■ **WORK ORDER**:
Wherever pictures occur in the entries below, leave them out and retype the rest exactly.

★ ★ ★

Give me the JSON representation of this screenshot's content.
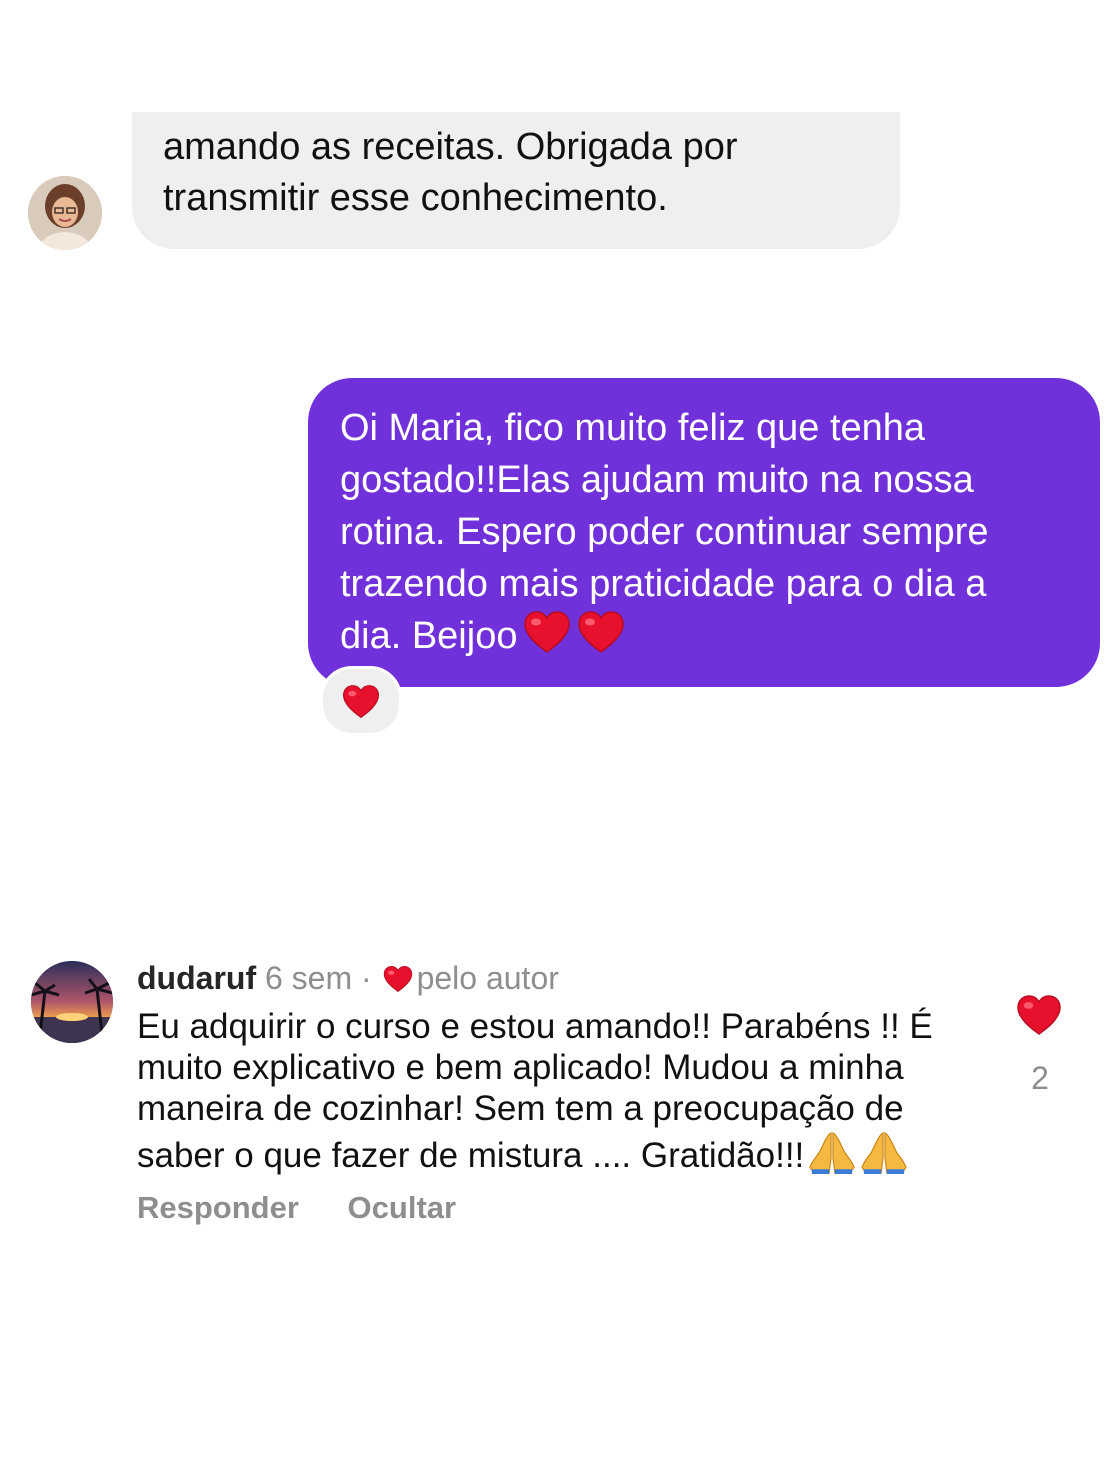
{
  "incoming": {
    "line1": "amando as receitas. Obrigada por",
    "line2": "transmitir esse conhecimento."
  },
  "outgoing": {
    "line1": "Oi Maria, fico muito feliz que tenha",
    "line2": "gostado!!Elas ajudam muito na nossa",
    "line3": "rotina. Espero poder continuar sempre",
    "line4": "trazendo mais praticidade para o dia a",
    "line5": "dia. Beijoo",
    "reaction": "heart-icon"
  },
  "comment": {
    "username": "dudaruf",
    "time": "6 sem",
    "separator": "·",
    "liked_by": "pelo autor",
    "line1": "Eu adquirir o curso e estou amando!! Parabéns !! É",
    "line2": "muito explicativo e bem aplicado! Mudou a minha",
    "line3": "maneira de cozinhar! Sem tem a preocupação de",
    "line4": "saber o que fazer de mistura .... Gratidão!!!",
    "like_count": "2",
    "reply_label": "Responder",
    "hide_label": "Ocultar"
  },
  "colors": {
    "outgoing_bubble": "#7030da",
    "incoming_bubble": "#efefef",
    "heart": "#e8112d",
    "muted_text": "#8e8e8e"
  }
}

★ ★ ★

■ **RESPONSE BOX**:
Give me the JSON representation of this screenshot's content.
{
  "incoming": {
    "line1": "amando as receitas. Obrigada por",
    "line2": "transmitir esse conhecimento."
  },
  "outgoing": {
    "line1": "Oi Maria, fico muito feliz que tenha",
    "line2": "gostado!!Elas ajudam muito na nossa",
    "line3": "rotina. Espero poder continuar sempre",
    "line4": "trazendo mais praticidade para o dia a",
    "line5": "dia. Beijoo",
    "reaction": "heart-icon"
  },
  "comment": {
    "username": "dudaruf",
    "time": "6 sem",
    "separator": "·",
    "liked_by": "pelo autor",
    "line1": "Eu adquirir o curso e estou amando!! Parabéns !! É",
    "line2": "muito explicativo e bem aplicado! Mudou a minha",
    "line3": "maneira de cozinhar! Sem tem a preocupação de",
    "line4": "saber o que fazer de mistura .... Gratidão!!!",
    "like_count": "2",
    "reply_label": "Responder",
    "hide_label": "Ocultar"
  },
  "colors": {
    "outgoing_bubble": "#7030da",
    "incoming_bubble": "#efefef",
    "heart": "#e8112d",
    "muted_text": "#8e8e8e"
  }
}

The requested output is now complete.